              TABLE 2______________________________________Preliminary inoculating effect of pre-treated SiC in comparisonwith untreated SiC after maintenance at 1500 C. for 60 min.Si carrier stirred in at 1350 C.Preliminary inoculatingeffect         Untreated SiC                      Pre-treated SiC______________________________________eutectic supercooling          17.5        7.5ΔT (K)Number of eutectic           4.4        29granulesNo. (cm-2)Graphite arrangement:% A            <10         20-30% B              0         <5% D            50-60       20-30% E            40-50       50-60Perlite (vol. %)          ˜95   90-95Ferrite (vol. %)           ˜5   10-5______________________________________

              TABLE 3______________________________________Quench test* for determining the tendency to grey hardening bypre-treated SiC in comparison with untreated SiC and FeSi 75 Cain dependence on the dwell time at 1500 C. and 1350 C.;Si carrier stirred in at 1350 C.Dwell time    Proportion of grey hardening (vol. %)(min)    FeSi 75 Ca**                Untreated SiC                            Pre-treated SiC______________________________________  1500 C.10       0           0           10030       0           0           9060       0           0           25-3060       1350 C.     40-50120                          20-30______________________________________ *Melt drawn off by means of quartz tube, 14 mm φ, at 1280-1300.degree C.: maintained for 10 sec. in air then immersed in water. **72.3% by weight Si; 1.1% by weight Al; 1.1% by weight Ca.
Patent Citations
Cited PatentFiling datePublication dateApplicantTitle
US2569146 *Nov 30, 1949Sep 25, 1951American Metaliurgical ProductMetallurgical addition agent
US2771356 *Sep 25, 1953Nov 20, 1956United States Steel CorpMethod of deoxidizing semi-killed steel
US3051564 *Aug 12, 1959Aug 28, 1962Carborundum CoComposition for metallurgical use and process of using the same
US3158465 *Sep 7, 1961Nov 24, 1964Kerchner Marshall & CompanyMetallurgical material and process for treating iron therewith
Referenced by
Citing PatentFiling datePublication dateApplicantTitle
US5401464 *Dec 6, 1993Mar 28, 1995Deere & CompanySolid state reaction of silicon or manganese oxides to carbides and their alloying with ferrous melts
US20040103755 *Aug 12, 2003Jun 3, 2004Beyerstedt Ronald JayMethod of producing cast iron
Classifications
U.S. Classification420/33, 75/566
International ClassificationC22C33/00, C21C1/10, C21C1/08
Cooperative ClassificationC21C1/08, C22C33/00
European ClassificationC21C1/08, C22C33/00
Legal Events
DateCodeEventDescription
Aug 16, 1985ASAssignment
Owner name: ELEKTROSCHMELZWERK KEMPTEN GMBH, MUNICH, GERMANY
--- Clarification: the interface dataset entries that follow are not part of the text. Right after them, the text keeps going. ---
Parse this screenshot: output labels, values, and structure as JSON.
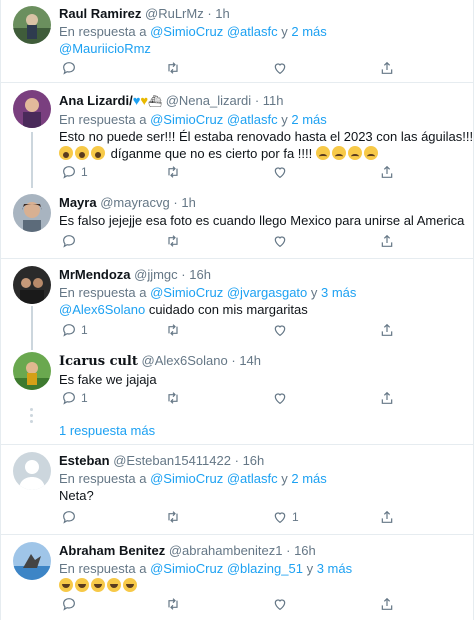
{
  "colors": {
    "accent": "#1da1f2",
    "muted": "#657786",
    "border": "#e6ecf0"
  },
  "reply_prefix": "En respuesta a",
  "and_word": "y",
  "show_more_replies": "1 respuesta más",
  "tweets": [
    {
      "name": "Raul Ramirez",
      "handle": "@RuLrMz",
      "dot": "·",
      "time": "1h",
      "reply_to_1": "@SimioCruz",
      "reply_to_2": "@atlasfc",
      "reply_more": "2 más",
      "text_lines": [
        "@MauriicioRmz"
      ],
      "reply_count": "",
      "icons": [
        "reply-icon",
        "retweet-icon",
        "like-icon",
        "share-icon"
      ]
    },
    {
      "name": "Ana Lizardi/",
      "handle": "@Nena_lizardi",
      "dot": "·",
      "time": "11h",
      "reply_to_1": "@SimioCruz",
      "reply_to_2": "@atlasfc",
      "reply_more": "2 más",
      "text_lines": [
        "Esto no puede ser!!! Él estaba renovado hasta el 2023 con las águilas!!!",
        "díganme que no es cierto por fa !!!!"
      ],
      "reply_count": "1",
      "icons": [
        "reply-icon",
        "retweet-icon",
        "like-icon",
        "share-icon"
      ]
    },
    {
      "name": "Mayra",
      "handle": "@mayracvg",
      "dot": "·",
      "time": "1h",
      "text_lines": [
        "Es falso jejejje esa foto es cuando llego Mexico para unirse al America"
      ],
      "reply_count": "",
      "icons": [
        "reply-icon",
        "retweet-icon",
        "like-icon",
        "share-icon"
      ]
    },
    {
      "name": "MrMendoza",
      "handle": "@jjmgc",
      "dot": "·",
      "time": "16h",
      "reply_to_1": "@SimioCruz",
      "reply_to_2": "@jvargasgato",
      "reply_more": "3 más",
      "text_link": "@Alex6Solano",
      "text_rest": " cuidado con mis margaritas",
      "reply_count": "1",
      "icons": [
        "reply-icon",
        "retweet-icon",
        "like-icon",
        "share-icon"
      ]
    },
    {
      "name": "Icarus cult",
      "handle": "@Alex6Solano",
      "dot": "·",
      "time": "14h",
      "text_lines": [
        "Es fake we jajaja"
      ],
      "reply_count": "1",
      "icons": [
        "reply-icon",
        "retweet-icon",
        "like-icon",
        "share-icon"
      ]
    },
    {
      "name": "Esteban",
      "handle": "@Esteban15411422",
      "dot": "·",
      "time": "16h",
      "reply_to_1": "@SimioCruz",
      "reply_to_2": "@atlasfc",
      "reply_more": "2 más",
      "text_lines": [
        "Neta?"
      ],
      "like_count": "1",
      "icons": [
        "reply-icon",
        "retweet-icon",
        "like-icon",
        "share-icon"
      ]
    },
    {
      "name": "Abraham Benitez",
      "handle": "@abrahambenitez1",
      "dot": "·",
      "time": "16h",
      "reply_to_1": "@SimioCruz",
      "reply_to_2": "@blazing_51",
      "reply_more": "3 más",
      "text_lines": [
        ""
      ],
      "icons": [
        "reply-icon",
        "retweet-icon",
        "like-icon",
        "share-icon"
      ]
    }
  ]
}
Free format text: ASSIGNMENT OF ASSIGNORS INTEREST.;ASSIGNORS:BENECKE, THEODOR;LUX, BENNO;SCHUBERT, WOLF-DIETER;AND OTHERS;REEL/FRAME:004446/0637
Effective date: 19850723
Sep 11, 1990REMIMaintenance fee reminder mailed
Feb 10, 1991LAPSLapse for failure to pay maintenance fees
Apr 23, 1991FPExpired due to failure to pay maintenance fee
Effective date: 19910210